The artist depicted people locked up in the city, who are striving at all costs to save themselves. And in order to convey the horror and confusion of the inhabitants of Pompeii, Bryullov pays special attention to the drawing of their faces.
However, few people know that not only he, but also Aivazovsky, addressed the topic of the demise of Pompeii. In 1889, he wrote a canvas with almost the same name – “The Death of Pompeii”. Apparently, this decision was not without the influence of Bryullov, to whom the artist had friendly feelings.
At the same time, Aivazovsky cannot be blamed for blindly imitating a sample: being a marine painter by nature, he is also very uncharacteristically in this picture, concentrating his attention on the sea. It is written in piercing scarlet, brown-yellow tones, which, according to the master’s plan, should symbolize all human lives lost under lava.
Such a palette very well reflects the main mood of the picture – unlimited horror. At the same time, Aivazovsky, as often happens, leaves his characters the hope of salvation.
In the “Death of Pompeii” this is manifested in the image of the ships departing from the place of the terrible death. If you look closely, then on the canvas you can see the culprit of all troubles – the volcano of Vesuvius, spewing lava flows on the beautiful antique houses. The artist greatly enhances the effect of presence by spilling black dots of ash over the picture, which is deposited in the water.
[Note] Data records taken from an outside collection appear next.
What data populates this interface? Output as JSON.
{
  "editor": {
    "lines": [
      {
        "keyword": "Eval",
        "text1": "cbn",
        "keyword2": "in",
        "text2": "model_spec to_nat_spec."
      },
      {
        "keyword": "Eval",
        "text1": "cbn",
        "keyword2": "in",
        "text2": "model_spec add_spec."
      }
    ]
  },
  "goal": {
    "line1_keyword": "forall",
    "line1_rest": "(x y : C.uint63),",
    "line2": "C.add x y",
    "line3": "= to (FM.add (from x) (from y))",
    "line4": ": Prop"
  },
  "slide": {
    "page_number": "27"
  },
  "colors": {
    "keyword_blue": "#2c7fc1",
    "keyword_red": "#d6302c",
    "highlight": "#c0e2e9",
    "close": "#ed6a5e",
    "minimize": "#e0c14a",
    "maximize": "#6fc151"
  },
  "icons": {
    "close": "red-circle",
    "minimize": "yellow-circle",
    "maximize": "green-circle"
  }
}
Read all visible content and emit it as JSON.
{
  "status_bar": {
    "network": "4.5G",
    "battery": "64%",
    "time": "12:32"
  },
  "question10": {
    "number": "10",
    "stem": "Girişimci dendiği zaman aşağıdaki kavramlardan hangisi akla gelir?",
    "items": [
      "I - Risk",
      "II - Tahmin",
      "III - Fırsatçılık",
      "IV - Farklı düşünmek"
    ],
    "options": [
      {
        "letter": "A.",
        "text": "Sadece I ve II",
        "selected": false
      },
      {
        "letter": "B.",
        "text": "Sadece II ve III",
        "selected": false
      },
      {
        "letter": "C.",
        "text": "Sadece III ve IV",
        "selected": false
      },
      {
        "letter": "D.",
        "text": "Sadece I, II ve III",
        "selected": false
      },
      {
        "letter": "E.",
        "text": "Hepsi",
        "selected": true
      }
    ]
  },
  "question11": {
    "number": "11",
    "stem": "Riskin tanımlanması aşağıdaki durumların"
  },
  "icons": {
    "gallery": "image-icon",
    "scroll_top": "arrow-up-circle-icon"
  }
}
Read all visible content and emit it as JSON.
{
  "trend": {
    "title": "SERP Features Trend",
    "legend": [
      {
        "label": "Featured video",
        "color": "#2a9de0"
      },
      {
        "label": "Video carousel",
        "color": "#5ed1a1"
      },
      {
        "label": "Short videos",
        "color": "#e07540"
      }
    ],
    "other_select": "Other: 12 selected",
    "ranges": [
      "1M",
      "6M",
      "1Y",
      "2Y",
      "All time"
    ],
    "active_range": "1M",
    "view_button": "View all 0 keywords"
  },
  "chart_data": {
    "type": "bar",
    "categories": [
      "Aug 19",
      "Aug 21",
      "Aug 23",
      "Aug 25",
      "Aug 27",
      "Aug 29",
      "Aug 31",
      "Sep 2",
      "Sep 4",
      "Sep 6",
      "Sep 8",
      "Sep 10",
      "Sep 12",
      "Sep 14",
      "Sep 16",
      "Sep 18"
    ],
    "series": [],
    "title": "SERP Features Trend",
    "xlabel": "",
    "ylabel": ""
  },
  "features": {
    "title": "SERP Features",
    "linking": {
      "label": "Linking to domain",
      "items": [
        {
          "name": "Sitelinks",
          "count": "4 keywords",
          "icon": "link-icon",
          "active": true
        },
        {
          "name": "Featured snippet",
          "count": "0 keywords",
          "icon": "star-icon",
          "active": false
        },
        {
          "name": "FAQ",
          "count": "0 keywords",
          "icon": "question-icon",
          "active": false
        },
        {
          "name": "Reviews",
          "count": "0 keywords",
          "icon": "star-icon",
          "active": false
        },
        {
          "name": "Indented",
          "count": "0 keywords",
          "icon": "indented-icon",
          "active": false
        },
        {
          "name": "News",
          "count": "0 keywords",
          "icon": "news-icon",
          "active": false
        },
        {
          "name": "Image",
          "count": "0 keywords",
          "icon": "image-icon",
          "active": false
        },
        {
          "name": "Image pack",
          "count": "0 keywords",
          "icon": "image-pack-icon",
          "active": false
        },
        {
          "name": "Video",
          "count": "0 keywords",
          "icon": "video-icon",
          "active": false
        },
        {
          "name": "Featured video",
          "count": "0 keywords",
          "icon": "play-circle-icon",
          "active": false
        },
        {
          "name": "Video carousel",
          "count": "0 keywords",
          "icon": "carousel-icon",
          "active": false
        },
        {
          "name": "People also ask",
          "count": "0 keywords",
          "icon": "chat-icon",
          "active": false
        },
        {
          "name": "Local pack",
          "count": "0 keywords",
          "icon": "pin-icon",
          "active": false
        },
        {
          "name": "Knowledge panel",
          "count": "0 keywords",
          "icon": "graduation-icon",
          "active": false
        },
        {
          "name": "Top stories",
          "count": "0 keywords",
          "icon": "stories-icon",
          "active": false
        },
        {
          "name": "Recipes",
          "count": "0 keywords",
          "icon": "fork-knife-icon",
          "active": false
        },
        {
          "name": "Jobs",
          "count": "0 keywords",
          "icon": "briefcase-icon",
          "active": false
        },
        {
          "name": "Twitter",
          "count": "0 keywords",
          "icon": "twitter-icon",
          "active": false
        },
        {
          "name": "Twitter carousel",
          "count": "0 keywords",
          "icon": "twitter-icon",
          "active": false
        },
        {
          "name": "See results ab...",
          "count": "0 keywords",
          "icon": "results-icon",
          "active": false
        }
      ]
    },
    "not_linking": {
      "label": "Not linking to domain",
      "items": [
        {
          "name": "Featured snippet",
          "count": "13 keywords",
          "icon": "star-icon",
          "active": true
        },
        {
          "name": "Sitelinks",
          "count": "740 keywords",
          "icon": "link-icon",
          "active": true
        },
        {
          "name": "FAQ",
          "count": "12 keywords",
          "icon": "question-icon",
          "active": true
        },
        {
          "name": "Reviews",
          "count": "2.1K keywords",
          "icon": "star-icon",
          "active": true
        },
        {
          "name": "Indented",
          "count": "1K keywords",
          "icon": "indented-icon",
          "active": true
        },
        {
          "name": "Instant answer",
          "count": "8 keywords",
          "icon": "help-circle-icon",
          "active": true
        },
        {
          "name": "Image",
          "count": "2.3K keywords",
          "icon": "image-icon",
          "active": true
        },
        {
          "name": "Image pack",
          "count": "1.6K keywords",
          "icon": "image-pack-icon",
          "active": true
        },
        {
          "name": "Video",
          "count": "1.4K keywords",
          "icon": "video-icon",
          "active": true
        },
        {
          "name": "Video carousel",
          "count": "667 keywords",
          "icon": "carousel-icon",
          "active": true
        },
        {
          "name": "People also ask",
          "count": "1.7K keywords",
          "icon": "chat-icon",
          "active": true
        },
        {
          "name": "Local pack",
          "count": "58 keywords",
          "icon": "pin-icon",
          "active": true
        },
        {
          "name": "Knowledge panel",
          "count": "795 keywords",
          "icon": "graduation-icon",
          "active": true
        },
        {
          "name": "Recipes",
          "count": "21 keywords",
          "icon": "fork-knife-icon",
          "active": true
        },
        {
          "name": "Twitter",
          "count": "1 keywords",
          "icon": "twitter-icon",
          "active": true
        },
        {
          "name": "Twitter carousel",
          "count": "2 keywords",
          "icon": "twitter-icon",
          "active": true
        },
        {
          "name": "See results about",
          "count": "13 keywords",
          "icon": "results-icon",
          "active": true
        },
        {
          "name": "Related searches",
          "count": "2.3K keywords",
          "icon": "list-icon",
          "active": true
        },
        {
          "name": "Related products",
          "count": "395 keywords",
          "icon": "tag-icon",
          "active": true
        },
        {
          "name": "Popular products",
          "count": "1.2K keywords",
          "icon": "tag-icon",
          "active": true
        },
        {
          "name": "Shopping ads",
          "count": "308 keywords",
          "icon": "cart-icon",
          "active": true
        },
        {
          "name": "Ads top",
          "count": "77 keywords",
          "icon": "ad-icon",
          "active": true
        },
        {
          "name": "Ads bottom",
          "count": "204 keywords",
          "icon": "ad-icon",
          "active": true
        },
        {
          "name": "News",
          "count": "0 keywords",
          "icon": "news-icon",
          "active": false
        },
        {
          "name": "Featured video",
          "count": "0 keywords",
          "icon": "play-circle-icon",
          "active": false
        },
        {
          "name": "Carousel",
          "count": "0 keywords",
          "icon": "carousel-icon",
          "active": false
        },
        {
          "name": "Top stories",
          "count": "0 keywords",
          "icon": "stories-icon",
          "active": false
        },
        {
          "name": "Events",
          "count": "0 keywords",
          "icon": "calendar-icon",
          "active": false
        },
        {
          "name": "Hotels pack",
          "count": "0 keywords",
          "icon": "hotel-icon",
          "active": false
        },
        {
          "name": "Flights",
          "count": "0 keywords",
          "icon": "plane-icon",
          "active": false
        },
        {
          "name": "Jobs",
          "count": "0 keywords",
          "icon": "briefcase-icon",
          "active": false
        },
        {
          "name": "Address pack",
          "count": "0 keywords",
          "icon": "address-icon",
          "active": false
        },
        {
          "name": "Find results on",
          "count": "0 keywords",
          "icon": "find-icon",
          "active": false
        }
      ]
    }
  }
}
The painting is kept in the Rostov Regional Museum of Fine Arts. If possible, you can always visit it in order to see firsthand the “Death of Pompeii” and some other masterpieces of Aivazovsky.